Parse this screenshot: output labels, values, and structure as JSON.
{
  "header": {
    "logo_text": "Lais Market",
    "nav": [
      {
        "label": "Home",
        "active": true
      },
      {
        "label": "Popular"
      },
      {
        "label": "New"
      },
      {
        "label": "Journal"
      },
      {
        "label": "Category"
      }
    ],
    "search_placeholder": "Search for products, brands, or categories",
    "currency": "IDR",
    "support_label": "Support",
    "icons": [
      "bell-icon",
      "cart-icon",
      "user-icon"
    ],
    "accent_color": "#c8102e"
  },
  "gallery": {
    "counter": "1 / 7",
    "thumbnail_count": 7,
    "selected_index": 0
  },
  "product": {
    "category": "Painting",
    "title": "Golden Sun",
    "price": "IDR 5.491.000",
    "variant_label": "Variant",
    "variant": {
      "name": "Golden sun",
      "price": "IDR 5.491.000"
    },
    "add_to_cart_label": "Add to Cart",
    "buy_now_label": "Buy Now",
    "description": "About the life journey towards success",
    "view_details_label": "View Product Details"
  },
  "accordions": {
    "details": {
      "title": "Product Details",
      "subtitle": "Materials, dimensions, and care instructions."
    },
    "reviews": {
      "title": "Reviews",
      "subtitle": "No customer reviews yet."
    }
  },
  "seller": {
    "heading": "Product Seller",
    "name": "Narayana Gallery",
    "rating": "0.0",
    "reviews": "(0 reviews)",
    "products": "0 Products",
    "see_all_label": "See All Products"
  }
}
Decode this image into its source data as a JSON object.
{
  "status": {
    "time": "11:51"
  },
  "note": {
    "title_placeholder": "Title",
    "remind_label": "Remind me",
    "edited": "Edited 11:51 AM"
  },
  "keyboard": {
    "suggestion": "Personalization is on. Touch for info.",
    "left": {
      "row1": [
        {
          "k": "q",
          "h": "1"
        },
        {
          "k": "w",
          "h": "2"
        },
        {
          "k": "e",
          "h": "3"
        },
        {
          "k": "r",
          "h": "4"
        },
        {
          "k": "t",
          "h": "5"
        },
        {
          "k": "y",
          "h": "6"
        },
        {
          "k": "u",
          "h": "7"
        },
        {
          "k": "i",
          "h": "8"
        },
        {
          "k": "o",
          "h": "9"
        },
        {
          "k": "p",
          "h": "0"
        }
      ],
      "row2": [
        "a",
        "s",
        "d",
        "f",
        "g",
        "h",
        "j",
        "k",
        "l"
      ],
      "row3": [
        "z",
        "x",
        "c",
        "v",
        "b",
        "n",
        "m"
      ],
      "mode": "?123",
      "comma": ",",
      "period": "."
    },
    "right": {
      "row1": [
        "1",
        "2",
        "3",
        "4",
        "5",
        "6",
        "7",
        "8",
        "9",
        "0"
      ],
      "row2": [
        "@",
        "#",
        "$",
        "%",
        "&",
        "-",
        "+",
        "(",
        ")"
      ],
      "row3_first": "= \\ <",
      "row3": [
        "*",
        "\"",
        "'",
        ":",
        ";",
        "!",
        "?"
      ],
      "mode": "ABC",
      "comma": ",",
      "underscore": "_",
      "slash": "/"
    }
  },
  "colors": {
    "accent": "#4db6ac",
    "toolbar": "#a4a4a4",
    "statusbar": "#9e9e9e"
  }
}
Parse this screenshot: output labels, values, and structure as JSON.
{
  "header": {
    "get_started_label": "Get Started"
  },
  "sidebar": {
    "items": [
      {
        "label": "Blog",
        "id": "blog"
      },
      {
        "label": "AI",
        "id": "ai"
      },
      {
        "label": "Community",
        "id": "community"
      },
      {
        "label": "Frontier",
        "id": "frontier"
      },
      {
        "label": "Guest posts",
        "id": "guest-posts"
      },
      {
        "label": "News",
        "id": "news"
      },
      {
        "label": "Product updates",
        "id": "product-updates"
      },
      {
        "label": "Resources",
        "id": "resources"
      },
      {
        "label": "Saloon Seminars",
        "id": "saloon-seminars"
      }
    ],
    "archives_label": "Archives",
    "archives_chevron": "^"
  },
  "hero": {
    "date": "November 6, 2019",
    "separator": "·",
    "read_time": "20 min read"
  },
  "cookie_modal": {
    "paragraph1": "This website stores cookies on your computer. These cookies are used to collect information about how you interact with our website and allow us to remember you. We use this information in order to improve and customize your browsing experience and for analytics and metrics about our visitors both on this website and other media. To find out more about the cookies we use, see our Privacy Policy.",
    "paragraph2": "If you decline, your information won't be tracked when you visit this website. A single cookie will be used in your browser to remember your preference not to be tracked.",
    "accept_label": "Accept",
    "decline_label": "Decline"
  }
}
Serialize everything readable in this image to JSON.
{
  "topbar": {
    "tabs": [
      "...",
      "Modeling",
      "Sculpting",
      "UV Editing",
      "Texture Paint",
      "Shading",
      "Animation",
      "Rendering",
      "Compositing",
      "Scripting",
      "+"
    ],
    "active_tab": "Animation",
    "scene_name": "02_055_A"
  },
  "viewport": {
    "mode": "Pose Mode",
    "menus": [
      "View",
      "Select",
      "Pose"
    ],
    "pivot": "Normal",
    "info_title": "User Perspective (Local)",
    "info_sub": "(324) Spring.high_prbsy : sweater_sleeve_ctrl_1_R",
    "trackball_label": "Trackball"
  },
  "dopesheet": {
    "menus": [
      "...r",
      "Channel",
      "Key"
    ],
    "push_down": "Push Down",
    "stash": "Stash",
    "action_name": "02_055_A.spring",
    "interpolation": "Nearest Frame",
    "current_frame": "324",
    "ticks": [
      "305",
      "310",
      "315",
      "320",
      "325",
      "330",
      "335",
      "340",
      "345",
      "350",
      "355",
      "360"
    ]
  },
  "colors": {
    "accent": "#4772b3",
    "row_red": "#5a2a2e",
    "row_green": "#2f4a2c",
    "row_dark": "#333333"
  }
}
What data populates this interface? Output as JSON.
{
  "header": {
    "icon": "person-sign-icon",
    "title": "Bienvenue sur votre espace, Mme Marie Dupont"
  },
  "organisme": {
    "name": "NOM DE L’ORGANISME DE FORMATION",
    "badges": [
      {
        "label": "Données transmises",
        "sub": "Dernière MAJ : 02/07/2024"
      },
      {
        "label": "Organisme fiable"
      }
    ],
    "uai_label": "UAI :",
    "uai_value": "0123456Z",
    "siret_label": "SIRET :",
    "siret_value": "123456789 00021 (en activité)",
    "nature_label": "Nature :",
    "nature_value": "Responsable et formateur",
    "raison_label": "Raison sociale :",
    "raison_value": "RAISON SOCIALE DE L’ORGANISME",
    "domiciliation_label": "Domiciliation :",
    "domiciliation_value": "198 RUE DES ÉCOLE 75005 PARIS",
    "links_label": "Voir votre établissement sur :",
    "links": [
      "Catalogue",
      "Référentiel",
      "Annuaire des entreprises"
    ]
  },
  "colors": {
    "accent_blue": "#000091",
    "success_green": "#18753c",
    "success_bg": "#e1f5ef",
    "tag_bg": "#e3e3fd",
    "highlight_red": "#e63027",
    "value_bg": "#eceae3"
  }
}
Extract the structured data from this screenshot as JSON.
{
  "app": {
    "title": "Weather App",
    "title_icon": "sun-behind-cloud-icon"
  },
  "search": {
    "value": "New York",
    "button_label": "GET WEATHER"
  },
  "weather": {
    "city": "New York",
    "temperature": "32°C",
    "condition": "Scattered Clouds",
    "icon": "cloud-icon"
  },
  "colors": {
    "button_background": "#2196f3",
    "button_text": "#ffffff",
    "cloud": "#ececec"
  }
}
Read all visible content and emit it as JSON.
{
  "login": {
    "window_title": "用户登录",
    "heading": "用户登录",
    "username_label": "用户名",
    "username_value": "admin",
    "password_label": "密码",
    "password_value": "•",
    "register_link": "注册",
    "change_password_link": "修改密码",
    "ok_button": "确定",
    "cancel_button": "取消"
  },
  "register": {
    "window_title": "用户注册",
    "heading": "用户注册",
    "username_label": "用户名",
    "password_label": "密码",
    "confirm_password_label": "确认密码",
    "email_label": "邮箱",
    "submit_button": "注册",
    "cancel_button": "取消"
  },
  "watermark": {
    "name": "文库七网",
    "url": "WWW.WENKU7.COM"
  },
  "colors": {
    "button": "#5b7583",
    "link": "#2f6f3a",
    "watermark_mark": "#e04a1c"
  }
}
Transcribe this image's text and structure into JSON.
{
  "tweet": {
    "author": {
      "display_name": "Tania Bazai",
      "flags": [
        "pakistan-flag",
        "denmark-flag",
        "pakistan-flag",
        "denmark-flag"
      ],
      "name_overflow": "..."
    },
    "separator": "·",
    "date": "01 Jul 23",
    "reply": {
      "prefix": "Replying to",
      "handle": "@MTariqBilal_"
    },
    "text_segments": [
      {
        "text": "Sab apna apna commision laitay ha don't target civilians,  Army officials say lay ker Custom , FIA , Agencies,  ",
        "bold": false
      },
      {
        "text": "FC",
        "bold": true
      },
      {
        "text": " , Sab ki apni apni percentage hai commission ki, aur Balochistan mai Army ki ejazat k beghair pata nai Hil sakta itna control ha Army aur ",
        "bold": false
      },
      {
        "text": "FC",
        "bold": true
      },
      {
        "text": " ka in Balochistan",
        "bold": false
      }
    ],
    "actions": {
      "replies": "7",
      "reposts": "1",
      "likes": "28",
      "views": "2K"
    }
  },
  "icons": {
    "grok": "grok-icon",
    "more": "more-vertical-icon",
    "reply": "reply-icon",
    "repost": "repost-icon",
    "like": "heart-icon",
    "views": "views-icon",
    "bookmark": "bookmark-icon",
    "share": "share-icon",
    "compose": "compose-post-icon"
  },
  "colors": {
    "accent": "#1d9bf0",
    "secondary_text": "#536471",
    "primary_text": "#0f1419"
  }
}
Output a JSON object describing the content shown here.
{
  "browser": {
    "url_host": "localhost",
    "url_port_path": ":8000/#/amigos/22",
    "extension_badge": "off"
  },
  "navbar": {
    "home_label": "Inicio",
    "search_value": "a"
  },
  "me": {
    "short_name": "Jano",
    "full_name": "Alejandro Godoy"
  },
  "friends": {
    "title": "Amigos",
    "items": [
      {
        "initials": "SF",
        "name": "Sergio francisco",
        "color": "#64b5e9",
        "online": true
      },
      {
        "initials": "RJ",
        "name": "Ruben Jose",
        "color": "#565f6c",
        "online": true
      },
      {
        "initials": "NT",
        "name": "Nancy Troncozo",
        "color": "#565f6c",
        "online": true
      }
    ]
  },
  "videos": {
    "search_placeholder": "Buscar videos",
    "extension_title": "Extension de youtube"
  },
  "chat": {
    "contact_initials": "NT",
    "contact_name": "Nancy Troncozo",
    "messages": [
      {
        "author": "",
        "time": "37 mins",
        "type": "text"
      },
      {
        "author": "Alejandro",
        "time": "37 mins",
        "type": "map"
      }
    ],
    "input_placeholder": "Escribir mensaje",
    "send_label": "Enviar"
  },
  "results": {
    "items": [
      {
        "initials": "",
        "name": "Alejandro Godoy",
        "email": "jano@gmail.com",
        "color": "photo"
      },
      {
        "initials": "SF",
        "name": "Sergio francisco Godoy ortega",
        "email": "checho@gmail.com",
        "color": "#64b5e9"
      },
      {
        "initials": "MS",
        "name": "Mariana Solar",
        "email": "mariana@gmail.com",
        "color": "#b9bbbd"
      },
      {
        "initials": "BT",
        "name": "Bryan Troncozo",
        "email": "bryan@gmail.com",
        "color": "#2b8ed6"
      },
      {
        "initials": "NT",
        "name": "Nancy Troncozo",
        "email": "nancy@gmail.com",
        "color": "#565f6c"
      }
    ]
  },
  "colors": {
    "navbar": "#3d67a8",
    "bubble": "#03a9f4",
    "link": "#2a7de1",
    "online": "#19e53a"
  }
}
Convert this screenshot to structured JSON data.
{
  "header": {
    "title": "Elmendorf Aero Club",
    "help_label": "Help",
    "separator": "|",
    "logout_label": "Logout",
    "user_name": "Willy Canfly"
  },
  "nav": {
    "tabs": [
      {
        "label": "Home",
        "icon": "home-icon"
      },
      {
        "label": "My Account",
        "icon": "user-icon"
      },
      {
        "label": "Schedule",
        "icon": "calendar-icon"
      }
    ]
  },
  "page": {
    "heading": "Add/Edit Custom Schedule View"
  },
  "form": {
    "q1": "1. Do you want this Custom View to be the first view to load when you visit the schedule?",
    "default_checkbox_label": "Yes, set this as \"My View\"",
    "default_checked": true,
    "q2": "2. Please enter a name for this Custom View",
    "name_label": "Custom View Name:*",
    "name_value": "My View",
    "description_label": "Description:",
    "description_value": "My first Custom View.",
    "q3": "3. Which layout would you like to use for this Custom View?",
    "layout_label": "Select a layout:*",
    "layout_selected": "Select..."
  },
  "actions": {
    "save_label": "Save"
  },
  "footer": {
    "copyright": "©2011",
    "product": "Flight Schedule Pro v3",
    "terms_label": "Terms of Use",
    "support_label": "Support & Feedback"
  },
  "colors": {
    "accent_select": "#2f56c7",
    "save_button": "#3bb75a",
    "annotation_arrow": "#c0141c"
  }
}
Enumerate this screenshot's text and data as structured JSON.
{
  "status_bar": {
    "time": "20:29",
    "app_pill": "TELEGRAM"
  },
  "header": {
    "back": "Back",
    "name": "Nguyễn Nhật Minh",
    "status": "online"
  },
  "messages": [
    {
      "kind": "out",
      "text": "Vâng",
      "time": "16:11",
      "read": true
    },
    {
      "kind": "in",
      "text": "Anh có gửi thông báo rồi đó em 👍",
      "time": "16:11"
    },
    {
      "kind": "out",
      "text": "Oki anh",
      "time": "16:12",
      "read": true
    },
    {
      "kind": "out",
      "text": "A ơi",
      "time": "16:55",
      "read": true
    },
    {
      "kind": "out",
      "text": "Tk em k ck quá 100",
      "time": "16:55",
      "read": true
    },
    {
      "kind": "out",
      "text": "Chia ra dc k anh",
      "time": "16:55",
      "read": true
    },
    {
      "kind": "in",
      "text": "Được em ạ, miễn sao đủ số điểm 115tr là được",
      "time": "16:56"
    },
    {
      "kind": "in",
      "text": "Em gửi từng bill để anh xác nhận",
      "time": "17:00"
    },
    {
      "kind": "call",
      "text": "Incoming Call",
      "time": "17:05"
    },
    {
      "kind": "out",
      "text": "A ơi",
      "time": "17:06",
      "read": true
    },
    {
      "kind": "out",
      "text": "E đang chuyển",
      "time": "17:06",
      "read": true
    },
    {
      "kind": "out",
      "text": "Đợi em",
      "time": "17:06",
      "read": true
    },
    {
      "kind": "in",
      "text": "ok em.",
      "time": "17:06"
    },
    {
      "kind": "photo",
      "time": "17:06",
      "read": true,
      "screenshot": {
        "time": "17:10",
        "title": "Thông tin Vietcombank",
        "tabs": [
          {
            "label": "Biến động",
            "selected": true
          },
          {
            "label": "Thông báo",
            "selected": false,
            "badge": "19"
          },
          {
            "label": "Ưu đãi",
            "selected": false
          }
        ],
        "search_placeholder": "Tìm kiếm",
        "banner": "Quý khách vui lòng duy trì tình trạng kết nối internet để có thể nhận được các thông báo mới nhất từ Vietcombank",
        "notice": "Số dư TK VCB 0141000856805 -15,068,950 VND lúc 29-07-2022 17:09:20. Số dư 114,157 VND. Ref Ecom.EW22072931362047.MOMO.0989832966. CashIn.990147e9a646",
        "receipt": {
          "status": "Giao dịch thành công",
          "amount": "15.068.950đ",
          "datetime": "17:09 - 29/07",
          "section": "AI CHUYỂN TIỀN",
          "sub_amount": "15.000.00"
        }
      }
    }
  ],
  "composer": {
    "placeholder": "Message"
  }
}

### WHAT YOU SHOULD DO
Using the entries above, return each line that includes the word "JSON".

### EXERCISE SOLUTION
Parse this screenshot: output labels, values, and structure as JSON.
Decode this image into its source data as a JSON object.
Parse this screenshot: output labels, values, and structure as JSON.
Serialize everything readable in this image to JSON.
What data populates this interface? Output as JSON.
Extract the structured data from this screenshot as JSON.
Read all visible content and emit it as JSON.
Transcribe this image's text and structure into JSON.
Output a JSON object describing the content shown here.
Convert this screenshot to structured JSON data.
Enumerate this screenshot's text and data as structured JSON.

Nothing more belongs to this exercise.